These are our latest apps the kids are continually using these days. These are in addition to the list of our favorite learning apps for preschoolers.
(The apps listed are all free, unless otherwise noted, and all for the iPad.)
- Code Crusher – Classic
- Design A Train
- Railroad Train
- Toca Robot Lab ($2.99)
- Toca Monsters
- Dot to Dot Lite
- Rush Hr Free
They can watch Netflix Kids. They can use IXL, PBS Kids, and Type Rocket Jr. on the computers.
My kids cannot use YouTube. (Although I have heard that there’s a YouTube for Kids available, I just have not checked into it at this point). I have nothing against supervised use of YouTube, there’s lots of fun farming videos my kids love. But whenever I’ve left them alone with YouTube, they keep clicking on related videos until they get so off-topic that I no longer approve.
Can screen time be earned or lost?
My kids can earn extra screen time by helping out around the house, receiving praises from their teachers, being ‘caught’ helping their friends or brothers.
My kids can lose their screen time as well by talking back, repeatedly not listening, or fighting.
When screen time is abused, screen time will be taken away either for the rest of the day or the following day, whatever Mom or Dad sees as fitting.
OurPact also provides these rewards and punishments at a touch!
Any exceptions for screen time rules?
It is okay to break our screen time rules when we are on car rides or for school projects (when homework calls for it).
Give kids something to look forward to when screen time is over.
When they’re done with screen time, we are going to make it a point to do something together. So that there’s enjoyment in shutting off the screen. Based on the times that screen time is allowed for us, we are looking forward to these things when the screens are shut off:
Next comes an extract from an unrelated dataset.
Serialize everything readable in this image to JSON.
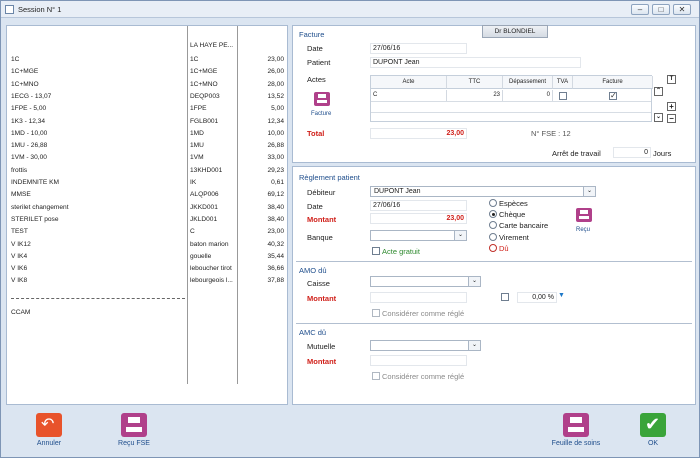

- Story time
- Help make dinner together
- Take a walk or bike ride
- Head to the playground
- Do an activity of their choice
OurPact provides guidance to recommended screen time
If you’re still lost in creating screen time rules for your kids, and you’re not even sure what you want to allow, OurPact has guides based on child research. The apps recommends blocking schedules for each individual child’s specific age. That takes a whole lot of pressure off of me trying to figure out what I’m supposed to do.
Have you set up screen time rules? What are they?
Don’t forget to download the guide to set up your screen time rules and download the OurPact app on your devices to help enforce them!
This is a sponsored post written by me on behalf of OurPact.